Looks like all the momentum from that 7-2-2 run is gone now
ST PAUL, Minn. — So much for that strong finish.
The Edmonton Oilers wanted to make a point of hitting the finish line hard this season, salvaging some pride in a disastrous campaign and maybe giving fans a taste of what next season might be like.
Let’s hope that isn’t the case, that next season isn’t at all like what we’re seeing right now.
The Oilers lost their fifth game in a row Monday, 3-0 to the Minnesota Wild. It capped off a 0-3 road trip that began with a 2-1 loss in Vancouver followed by a 3-2 loss in Calgary.
Before that came a 7-4 loss to Columbus and a 5-4 loss to the Los Angeles Kings.
Looks like all the momentum from that 7-2-2 run is gone now.
It doesn’t matter much with only two games left in the season, but it is yet another Oilers goal that will go unreached this year.
“We definitely had opportunities to make this a good road trip,” said winger Milan Lucic. “But we didn’t do it in Vancouver when we had a really good start, didn’t do it in Calgary and once again here. It was an opportunity to have a good road trip, and we were unable to do that.”
Things were grooving and the mood was positive and upbeat when the Oilers were putting together that nice little run of theirs. They had something to feel good about.
They were playing spoilers, beating some good teams and cheering on their captain as he made a push for the Art Ross and Hart trophies.
But they’ve let that energy slip away, and as the season winds down and the losses pile up, human nature takes over and it’s hard to pull out of the dive.
They’ve lost five in a row, and the captain who’d been carrying them for that 7-2-2 stretch has one point and is minus-four in the last three games.
It looks like they’re running out of emotional gas here.
“The emotional part of it is fair to say,” said head coach Todd McLellan. “They know there’s a finish line, (even though) the finish line is not rewarding. You fall behind, you feel like you don’t get a break, you miss a net and it takes a little out of you. We should be more resilient than we are right now but we’re not.
“We’re going home, we have to push hard for two.”
The usual suspects came back to haunt them again in this loss. The power play went 0-for-nine on the trip and finishes the season with a grand total of 11 goals in 41 road games. They have just three power-play goals in the last 24 road games.
We should be more resilient than we are right now but we’re not.
It might not have killed them in Minnesota, but it certainly didn’t join the fight.
Down 2-0 early in the third period, they had what could have been a game-turning man advantage. They almost gave up a shorty and barely even managed to set up in the zone.

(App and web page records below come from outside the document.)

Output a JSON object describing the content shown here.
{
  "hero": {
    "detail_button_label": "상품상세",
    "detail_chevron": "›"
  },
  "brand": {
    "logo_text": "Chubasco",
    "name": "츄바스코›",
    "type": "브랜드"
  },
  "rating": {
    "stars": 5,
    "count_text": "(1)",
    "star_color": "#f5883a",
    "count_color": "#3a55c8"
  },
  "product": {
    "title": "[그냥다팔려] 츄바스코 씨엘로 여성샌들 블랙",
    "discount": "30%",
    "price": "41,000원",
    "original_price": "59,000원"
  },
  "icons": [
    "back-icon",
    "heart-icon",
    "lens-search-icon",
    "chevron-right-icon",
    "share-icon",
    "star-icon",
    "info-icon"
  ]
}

“We’re unable to gain some momentum, or anything, off the power play,” said Lucic. “And the rest of the period kind of followed after that.”
With the Oilers down two defencemen (Andrej Sekera and Yohann Auvitu) Edmonton spent the entire third period hemmed in their own zone as the Wild swarmed them mercilessly. They were outshot 21-3 and looked as deflated as they have all year.
“They found a way to win and we couldn’t solve (Devan) Dubnyk,” said defenceman Darnell Nurse. “That’s the way it goes. I thought we battled hard tonight.”
McLellan knew his team didn’t have much left physically or mentally in the final period, not that it was especially hard to tell.
“We didn’t gain any momentum from (the power play) and when we lost the two defencemen halfway through the second, we ran out of gas a little bit and spent more time in our end,” he said. “You have to give (Minnesota) credit. They smelled blood and went after it.”
Had the Oilers managed to finish on one of their 11 shots in the third period, or on one of their power plays, it might have energized the bench, but they couldn’t score themselves back to life.
“We didn’t have many chances, so when we did have the few that we had (and don’t capitalize) it comes back and it haunts you,” said McLellan. “It kills momentum and any energy you might have at the back-end of a road trip.
“You get short-staffed, and it just seems like you’re skating in mud. The passes aren’t really accurate, they’re bouncing around, the other team gets energized and you’re fighting an uphill battle.”
On Twitter: @Rob_Tychkowski